Entries supplied Block Start
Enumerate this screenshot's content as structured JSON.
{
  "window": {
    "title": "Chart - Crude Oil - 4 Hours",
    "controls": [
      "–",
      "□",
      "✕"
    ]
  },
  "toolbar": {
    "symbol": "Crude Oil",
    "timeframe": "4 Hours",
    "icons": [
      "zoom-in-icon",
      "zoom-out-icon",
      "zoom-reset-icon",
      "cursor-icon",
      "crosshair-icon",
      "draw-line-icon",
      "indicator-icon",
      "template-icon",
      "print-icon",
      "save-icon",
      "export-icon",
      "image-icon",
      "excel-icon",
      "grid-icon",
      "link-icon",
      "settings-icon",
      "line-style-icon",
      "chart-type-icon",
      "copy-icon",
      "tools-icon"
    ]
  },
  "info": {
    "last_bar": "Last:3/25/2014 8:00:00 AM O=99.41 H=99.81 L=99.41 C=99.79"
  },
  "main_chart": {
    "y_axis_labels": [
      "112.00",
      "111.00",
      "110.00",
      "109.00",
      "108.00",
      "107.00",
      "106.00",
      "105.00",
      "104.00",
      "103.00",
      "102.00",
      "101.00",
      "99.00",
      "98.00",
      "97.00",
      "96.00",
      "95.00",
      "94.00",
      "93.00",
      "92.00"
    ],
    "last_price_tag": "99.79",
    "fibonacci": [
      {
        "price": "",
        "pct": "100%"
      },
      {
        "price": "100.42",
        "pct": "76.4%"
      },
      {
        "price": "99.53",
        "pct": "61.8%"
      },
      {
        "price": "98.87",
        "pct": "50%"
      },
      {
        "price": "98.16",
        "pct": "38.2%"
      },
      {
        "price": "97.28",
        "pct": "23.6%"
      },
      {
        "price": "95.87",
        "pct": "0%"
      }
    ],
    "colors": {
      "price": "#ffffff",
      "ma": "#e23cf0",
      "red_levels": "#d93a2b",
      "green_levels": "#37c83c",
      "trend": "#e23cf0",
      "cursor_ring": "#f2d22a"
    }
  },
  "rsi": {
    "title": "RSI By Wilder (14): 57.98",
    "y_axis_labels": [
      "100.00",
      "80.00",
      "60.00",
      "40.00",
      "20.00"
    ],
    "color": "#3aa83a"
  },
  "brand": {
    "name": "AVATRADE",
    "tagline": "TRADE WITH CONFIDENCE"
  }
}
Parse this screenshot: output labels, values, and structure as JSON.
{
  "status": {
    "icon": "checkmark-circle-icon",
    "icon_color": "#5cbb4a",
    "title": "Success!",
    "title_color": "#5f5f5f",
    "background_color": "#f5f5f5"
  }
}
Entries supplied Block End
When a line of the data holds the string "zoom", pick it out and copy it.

* _Exercise response_
      "zoom-in-icon",
      "zoom-out-icon",
      "zoom-reset-icon",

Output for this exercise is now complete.